TRENTON – Legislation sponsored by Senators Ronald L. Rice and Joseph F. Vitale requiring the state to adopt the federal U.S. Centers for Disease Control and Prevention standards used as the benchmark for responsive action to lead levels in children’s blood was approved today by a Senate committee. Adopting the CDC standards would mean strengthening the standards currently used by the state.
“The CDC took action several years ago to lower the blood lead level content that triggers a response by health care professionals to lead cases. New Jersey has not yet updated its lead levels for responsive action,” said Senator Rice (D-Essex). “Since we know the significant health consequences that can result from lead poisoning, it is imperative that New Jersey adopt the more aggressive standards to capture lead-affected children sooner and prevent the dire results that can occur.”
“Lead poisoning can lead to brain damage and other serious health problems that can affect children for the rest of their lives,” said Senator Vitale (D-Middlesex), chair of the Senate Health Committee. “Implementing the CDC standards will help to prevent the severe problems that can result from exposure to lead hazards. In addition, making certain that our state standards remain in line with CDC guidelines will ensure that over time we are following the most up to date recommendations.
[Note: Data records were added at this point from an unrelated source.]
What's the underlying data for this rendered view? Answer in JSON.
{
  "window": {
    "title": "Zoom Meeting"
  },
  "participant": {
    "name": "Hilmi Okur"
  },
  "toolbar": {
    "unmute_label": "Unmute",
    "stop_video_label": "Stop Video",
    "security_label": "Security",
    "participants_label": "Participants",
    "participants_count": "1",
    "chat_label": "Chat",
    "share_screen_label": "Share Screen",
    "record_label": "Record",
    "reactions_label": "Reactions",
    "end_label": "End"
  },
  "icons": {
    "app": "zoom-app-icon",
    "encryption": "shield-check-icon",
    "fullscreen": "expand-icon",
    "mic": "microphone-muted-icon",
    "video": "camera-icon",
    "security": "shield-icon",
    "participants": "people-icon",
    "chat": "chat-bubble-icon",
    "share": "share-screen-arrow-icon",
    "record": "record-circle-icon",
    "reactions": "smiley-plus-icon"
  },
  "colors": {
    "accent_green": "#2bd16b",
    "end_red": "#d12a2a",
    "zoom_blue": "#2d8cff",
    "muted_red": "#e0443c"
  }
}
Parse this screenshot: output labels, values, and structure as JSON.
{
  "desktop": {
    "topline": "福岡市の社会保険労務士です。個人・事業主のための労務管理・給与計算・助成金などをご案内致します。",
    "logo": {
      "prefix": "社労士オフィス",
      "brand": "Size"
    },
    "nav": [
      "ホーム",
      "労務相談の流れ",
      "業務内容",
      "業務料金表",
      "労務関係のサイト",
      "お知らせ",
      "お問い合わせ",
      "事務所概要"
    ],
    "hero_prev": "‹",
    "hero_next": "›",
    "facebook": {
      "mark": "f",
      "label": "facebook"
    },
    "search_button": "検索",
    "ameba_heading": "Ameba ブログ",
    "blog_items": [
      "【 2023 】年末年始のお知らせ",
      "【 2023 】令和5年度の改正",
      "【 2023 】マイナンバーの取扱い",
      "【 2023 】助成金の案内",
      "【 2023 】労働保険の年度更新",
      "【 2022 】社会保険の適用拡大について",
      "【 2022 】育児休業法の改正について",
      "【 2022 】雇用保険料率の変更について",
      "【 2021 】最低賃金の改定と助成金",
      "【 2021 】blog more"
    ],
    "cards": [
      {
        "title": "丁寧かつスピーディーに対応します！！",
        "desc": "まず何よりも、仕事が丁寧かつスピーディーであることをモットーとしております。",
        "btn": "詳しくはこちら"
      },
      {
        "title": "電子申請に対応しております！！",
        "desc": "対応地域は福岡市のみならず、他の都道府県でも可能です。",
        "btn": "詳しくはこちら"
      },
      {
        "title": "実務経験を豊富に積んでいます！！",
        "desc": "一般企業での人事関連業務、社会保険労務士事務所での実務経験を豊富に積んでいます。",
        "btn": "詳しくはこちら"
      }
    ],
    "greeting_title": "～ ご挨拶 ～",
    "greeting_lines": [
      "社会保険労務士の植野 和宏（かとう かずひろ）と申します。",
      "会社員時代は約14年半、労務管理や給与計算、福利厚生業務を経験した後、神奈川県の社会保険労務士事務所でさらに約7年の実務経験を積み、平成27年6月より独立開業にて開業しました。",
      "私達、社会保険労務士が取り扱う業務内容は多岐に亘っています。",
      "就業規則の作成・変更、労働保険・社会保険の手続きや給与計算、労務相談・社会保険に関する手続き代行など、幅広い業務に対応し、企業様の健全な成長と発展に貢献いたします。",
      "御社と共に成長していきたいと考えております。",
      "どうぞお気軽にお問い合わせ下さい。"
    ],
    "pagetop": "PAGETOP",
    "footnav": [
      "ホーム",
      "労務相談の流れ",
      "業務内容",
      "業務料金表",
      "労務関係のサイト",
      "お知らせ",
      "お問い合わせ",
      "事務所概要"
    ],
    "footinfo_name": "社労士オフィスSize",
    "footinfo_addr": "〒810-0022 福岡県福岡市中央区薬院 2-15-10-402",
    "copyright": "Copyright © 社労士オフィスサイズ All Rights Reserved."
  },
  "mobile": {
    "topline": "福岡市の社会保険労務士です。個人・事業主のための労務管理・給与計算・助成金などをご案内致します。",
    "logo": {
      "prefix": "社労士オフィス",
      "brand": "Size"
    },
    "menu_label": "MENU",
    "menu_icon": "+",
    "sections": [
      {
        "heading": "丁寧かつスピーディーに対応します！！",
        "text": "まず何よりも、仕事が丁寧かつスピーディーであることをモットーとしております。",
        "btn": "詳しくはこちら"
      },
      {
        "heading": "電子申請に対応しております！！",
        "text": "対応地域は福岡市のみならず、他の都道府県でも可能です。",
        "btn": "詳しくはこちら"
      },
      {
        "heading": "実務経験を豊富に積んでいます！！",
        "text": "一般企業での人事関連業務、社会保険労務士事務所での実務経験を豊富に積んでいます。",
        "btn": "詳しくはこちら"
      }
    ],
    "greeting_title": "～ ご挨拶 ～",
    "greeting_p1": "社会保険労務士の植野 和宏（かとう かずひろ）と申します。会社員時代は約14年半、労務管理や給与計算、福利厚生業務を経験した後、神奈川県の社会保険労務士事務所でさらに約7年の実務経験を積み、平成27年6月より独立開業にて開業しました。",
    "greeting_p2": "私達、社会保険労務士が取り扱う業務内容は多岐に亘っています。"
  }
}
This is critical to our effort to protect New Jersey children.”
The U.S. Centers for Disease Control and Prevention changed the reference level for response to lead levels in children from 10 micrograms per deciliter to 5 micrograms per deciliter in January of 2012. The CDC advised states and health departments to adopt the new blood lead level, which was changed due to compelling evidence that low blood lead levels are associated with IQ deficits, attention-related behaviors, and poor academic achievement. In addition, evidence suggests that these effects appear to be irreversible. The state of New Jersey has not adopted regulations to update the blood lead levels to the new 5 mcg/dl reference value.
The bill (S1830) would clarify in law that state Department of Health regulations regarding elevated blood lead levels are to be consistent with the most recent recommendations of the CDC. It would further require that DOH, within 30 days after the bill’s enactment, and on at least a biennial basis thereafter, review and revise the rules and regulations in order to ensure that they comport with the latest CDC guidance on the issue. Finally, it would clarify that the department must continuously engage in a public information campaign for health professionals and the general public regarding lead screening and the dangers of lead poisoning.
The Senate Health, Human Services and Senior Citizens Committee approved the bill by a vote of 8-0. The bill would take effect immediately upon enactment.